[Material for the task Boundary: Start]
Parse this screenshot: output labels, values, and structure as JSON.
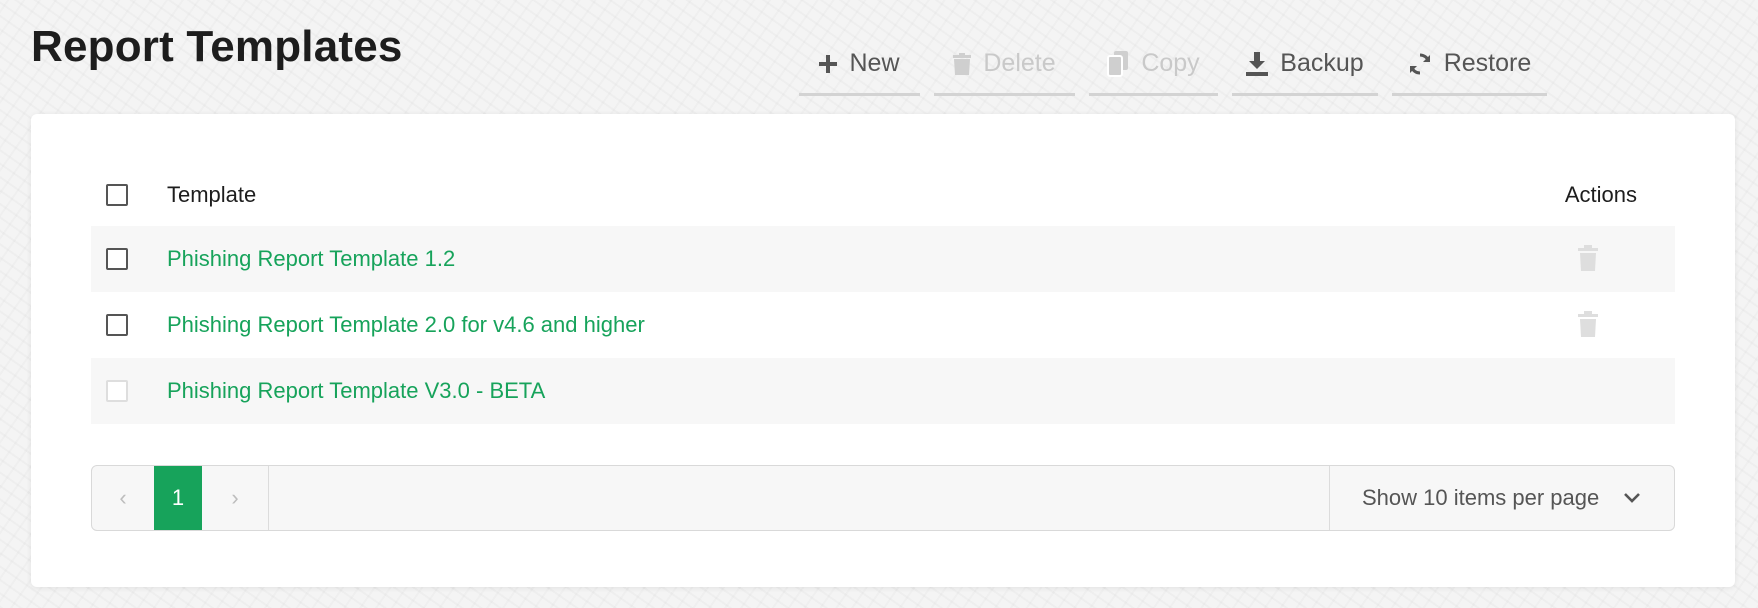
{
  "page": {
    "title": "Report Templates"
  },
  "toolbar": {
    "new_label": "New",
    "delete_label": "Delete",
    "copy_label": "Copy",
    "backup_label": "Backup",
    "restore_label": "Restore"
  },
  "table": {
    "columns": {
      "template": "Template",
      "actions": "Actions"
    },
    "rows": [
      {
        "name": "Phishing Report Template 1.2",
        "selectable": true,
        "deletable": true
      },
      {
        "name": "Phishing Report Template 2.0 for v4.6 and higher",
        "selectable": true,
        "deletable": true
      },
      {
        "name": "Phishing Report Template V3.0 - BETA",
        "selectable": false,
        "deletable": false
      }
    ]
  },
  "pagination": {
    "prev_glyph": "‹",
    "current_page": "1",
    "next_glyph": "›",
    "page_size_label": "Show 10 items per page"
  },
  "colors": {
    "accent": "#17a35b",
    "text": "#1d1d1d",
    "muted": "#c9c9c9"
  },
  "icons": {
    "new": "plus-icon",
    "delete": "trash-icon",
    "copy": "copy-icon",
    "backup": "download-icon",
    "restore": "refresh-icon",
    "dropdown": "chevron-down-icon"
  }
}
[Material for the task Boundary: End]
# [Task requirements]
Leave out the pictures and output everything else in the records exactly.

# [Exercise answer]
Parse this screenshot: output labels, values, and structure as JSON.
{
  "page": {
    "title": "Report Templates"
  },
  "toolbar": {
    "new_label": "New",
    "delete_label": "Delete",
    "copy_label": "Copy",
    "backup_label": "Backup",
    "restore_label": "Restore"
  },
  "table": {
    "columns": {
      "template": "Template",
      "actions": "Actions"
    },
    "rows": [
      {
        "name": "Phishing Report Template 1.2",
        "selectable": true,
        "deletable": true
      },
      {
        "name": "Phishing Report Template 2.0 for v4.6 and higher",
        "selectable": true,
        "deletable": true
      },
      {
        "name": "Phishing Report Template V3.0 - BETA",
        "selectable": false,
        "deletable": false
      }
    ]
  },
  "pagination": {
    "prev_glyph": "‹",
    "current_page": "1",
    "next_glyph": "›",
    "page_size_label": "Show 10 items per page"
  },
  "colors": {
    "accent": "#17a35b",
    "text": "#1d1d1d",
    "muted": "#c9c9c9"
  },
  "icons": {
    "new": "plus-icon",
    "delete": "trash-icon",
    "copy": "copy-icon",
    "backup": "download-icon",
    "restore": "refresh-icon",
    "dropdown": "chevron-down-icon"
  }
}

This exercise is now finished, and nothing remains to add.